[SUPPLIED MATERIAL Boundary: Start]

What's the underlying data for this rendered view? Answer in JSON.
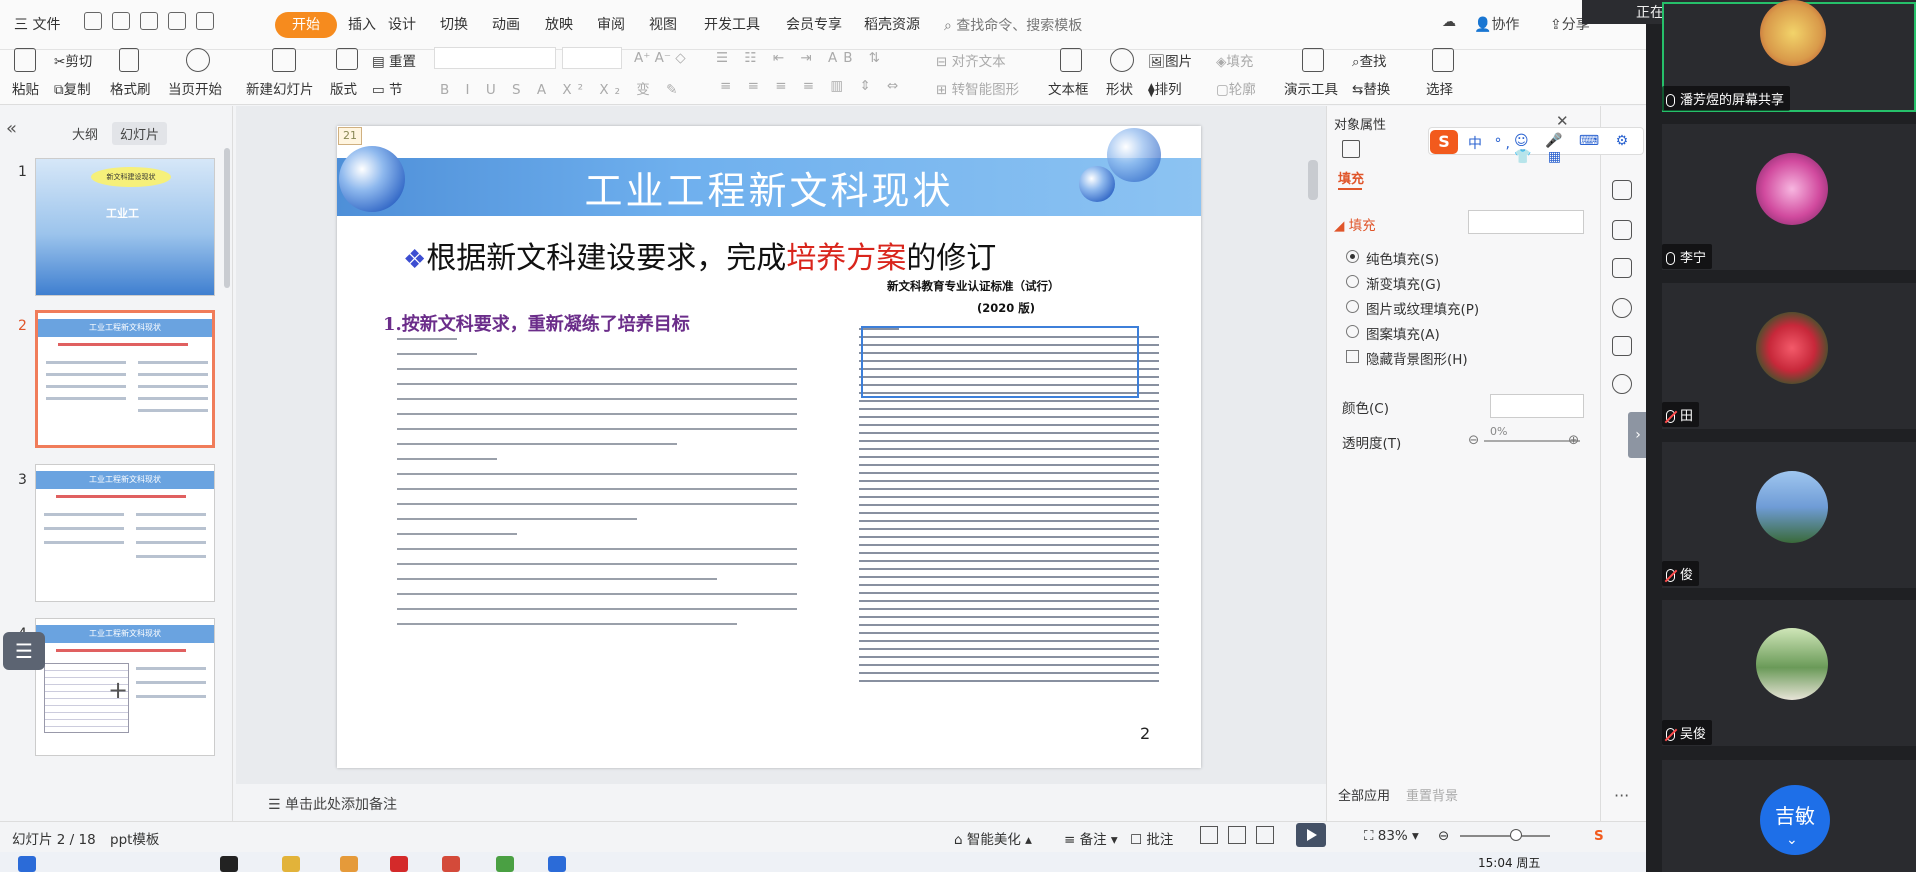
{
  "menubar": {
    "file": "三 文件",
    "tabs": [
      "开始",
      "插入",
      "设计",
      "切换",
      "动画",
      "放映",
      "审阅",
      "视图",
      "开发工具",
      "会员专享",
      "稻壳资源"
    ],
    "search": "查找命令、搜索模板",
    "collab": "协作",
    "share": "分享"
  },
  "ribbon": {
    "paste": "粘贴",
    "cut": "剪切",
    "copy": "复制",
    "format_painter": "格式刷",
    "play_from_current": "当页开始",
    "new_slide": "新建幻灯片",
    "layout": "版式",
    "section": "节",
    "reset": "重置",
    "align_text": "对齐文本",
    "convert_smartart": "转智能图形",
    "textbox": "文本框",
    "shape": "形状",
    "arrange": "排列",
    "picture": "图片",
    "fill": "填充",
    "outline": "轮廓",
    "presentation_tools": "演示工具",
    "find": "查找",
    "replace": "替换",
    "select": "选择"
  },
  "left_panel": {
    "tab_outline": "大纲",
    "tab_slides": "幻灯片",
    "thumbnails": [
      {
        "num": "1",
        "title": "工业工",
        "subtitle": "新文科建设现状"
      },
      {
        "num": "2",
        "title": "工业工程新文科现状"
      },
      {
        "num": "3",
        "title": "工业工程新文科现状"
      },
      {
        "num": "4",
        "title": "工业工程新文科现状"
      }
    ],
    "add_label": "+"
  },
  "slide": {
    "tag": "21",
    "title": "工业工程新文科现状",
    "heading_prefix": "根据新文科建设要求，完成",
    "heading_red": "培养方案",
    "heading_suffix": "的修订",
    "subheading": "1.按新文科要求，重新凝练了培养目标",
    "standard_title": "新文科教育专业认证标准（试行）",
    "standard_year": "(2020 版)",
    "page_number": "2"
  },
  "notes": {
    "placeholder": "单击此处添加备注"
  },
  "right_pane": {
    "title": "对象属性",
    "tab_fill": "填充",
    "section_fill": "填充",
    "options": [
      {
        "label": "纯色填充(S)",
        "checked": true
      },
      {
        "label": "渐变填充(G)",
        "checked": false
      },
      {
        "label": "图片或纹理填充(P)",
        "checked": false
      },
      {
        "label": "图案填充(A)",
        "checked": false
      }
    ],
    "hide_bg": "隐藏背景图形(H)",
    "color_label": "颜色(C)",
    "transparency_label": "透明度(T)",
    "transparency_value": "0%",
    "apply_all": "全部应用",
    "reset_bg": "重置背景"
  },
  "ime": {
    "logo": "S",
    "text": "中 °,"
  },
  "statusbar": {
    "slide_info": "幻灯片 2 / 18",
    "template": "ppt模板",
    "beautify": "智能美化",
    "notes": "备注",
    "comment": "批注",
    "zoom": "83%"
  },
  "taskbar": {
    "time": "15:04 周五"
  },
  "conference": {
    "speaking": "正在讲话: 潘芳煜;",
    "participants": [
      {
        "name": "潘芳煜的屏幕共享",
        "avatar_color": "#d99a4a",
        "muted": false,
        "active": true
      },
      {
        "name": "李宁",
        "avatar_color": "#d14a9e",
        "muted": false,
        "active": false
      },
      {
        "name": "田",
        "avatar_color": "#c7283a",
        "muted": true,
        "active": false
      },
      {
        "name": "俊",
        "avatar_color": "#6f9cd6",
        "muted": true,
        "active": false
      },
      {
        "name": "吴俊",
        "avatar_color": "#6a9a58",
        "muted": true,
        "active": false
      }
    ],
    "bubble": "吉敏"
  }
}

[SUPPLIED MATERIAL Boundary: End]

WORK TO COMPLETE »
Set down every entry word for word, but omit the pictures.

ANSWER SECTION »
What's the underlying data for this rendered view? Answer in JSON.
{
  "menubar": {
    "file": "三 文件",
    "tabs": [
      "开始",
      "插入",
      "设计",
      "切换",
      "动画",
      "放映",
      "审阅",
      "视图",
      "开发工具",
      "会员专享",
      "稻壳资源"
    ],
    "search": "查找命令、搜索模板",
    "collab": "协作",
    "share": "分享"
  },
  "ribbon": {
    "paste": "粘贴",
    "cut": "剪切",
    "copy": "复制",
    "format_painter": "格式刷",
    "play_from_current": "当页开始",
    "new_slide": "新建幻灯片",
    "layout": "版式",
    "section": "节",
    "reset": "重置",
    "align_text": "对齐文本",
    "convert_smartart": "转智能图形",
    "textbox": "文本框",
    "shape": "形状",
    "arrange": "排列",
    "picture": "图片",
    "fill": "填充",
    "outline": "轮廓",
    "presentation_tools": "演示工具",
    "find": "查找",
    "replace": "替换",
    "select": "选择"
  },
  "left_panel": {
    "tab_outline": "大纲",
    "tab_slides": "幻灯片",
    "thumbnails": [
      {
        "num": "1",
        "title": "工业工",
        "subtitle": "新文科建设现状"
      },
      {
        "num": "2",
        "title": "工业工程新文科现状"
      },
      {
        "num": "3",
        "title": "工业工程新文科现状"
      },
      {
        "num": "4",
        "title": "工业工程新文科现状"
      }
    ],
    "add_label": "+"
  },
  "slide": {
    "tag": "21",
    "title": "工业工程新文科现状",
    "heading_prefix": "根据新文科建设要求，完成",
    "heading_red": "培养方案",
    "heading_suffix": "的修订",
    "subheading": "1.按新文科要求，重新凝练了培养目标",
    "standard_title": "新文科教育专业认证标准（试行）",
    "standard_year": "(2020 版)",
    "page_number": "2"
  },
  "notes": {
    "placeholder": "单击此处添加备注"
  },
  "right_pane": {
    "title": "对象属性",
    "tab_fill": "填充",
    "section_fill": "填充",
    "options": [
      {
        "label": "纯色填充(S)",
        "checked": true
      },
      {
        "label": "渐变填充(G)",
        "checked": false
      },
      {
        "label": "图片或纹理填充(P)",
        "checked": false
      },
      {
        "label": "图案填充(A)",
        "checked": false
      }
    ],
    "hide_bg": "隐藏背景图形(H)",
    "color_label": "颜色(C)",
    "transparency_label": "透明度(T)",
    "transparency_value": "0%",
    "apply_all": "全部应用",
    "reset_bg": "重置背景"
  },
  "ime": {
    "logo": "S",
    "text": "中 °,"
  },
  "statusbar": {
    "slide_info": "幻灯片 2 / 18",
    "template": "ppt模板",
    "beautify": "智能美化",
    "notes": "备注",
    "comment": "批注",
    "zoom": "83%"
  },
  "taskbar": {
    "time": "15:04 周五"
  },
  "conference": {
    "speaking": "正在讲话: 潘芳煜;",
    "participants": [
      {
        "name": "潘芳煜的屏幕共享",
        "avatar_color": "#d99a4a",
        "muted": false,
        "active": true
      },
      {
        "name": "李宁",
        "avatar_color": "#d14a9e",
        "muted": false,
        "active": false
      },
      {
        "name": "田",
        "avatar_color": "#c7283a",
        "muted": true,
        "active": false
      },
      {
        "name": "俊",
        "avatar_color": "#6f9cd6",
        "muted": true,
        "active": false
      },
      {
        "name": "吴俊",
        "avatar_color": "#6a9a58",
        "muted": true,
        "active": false
      }
    ],
    "bubble": "吉敏"
  }
}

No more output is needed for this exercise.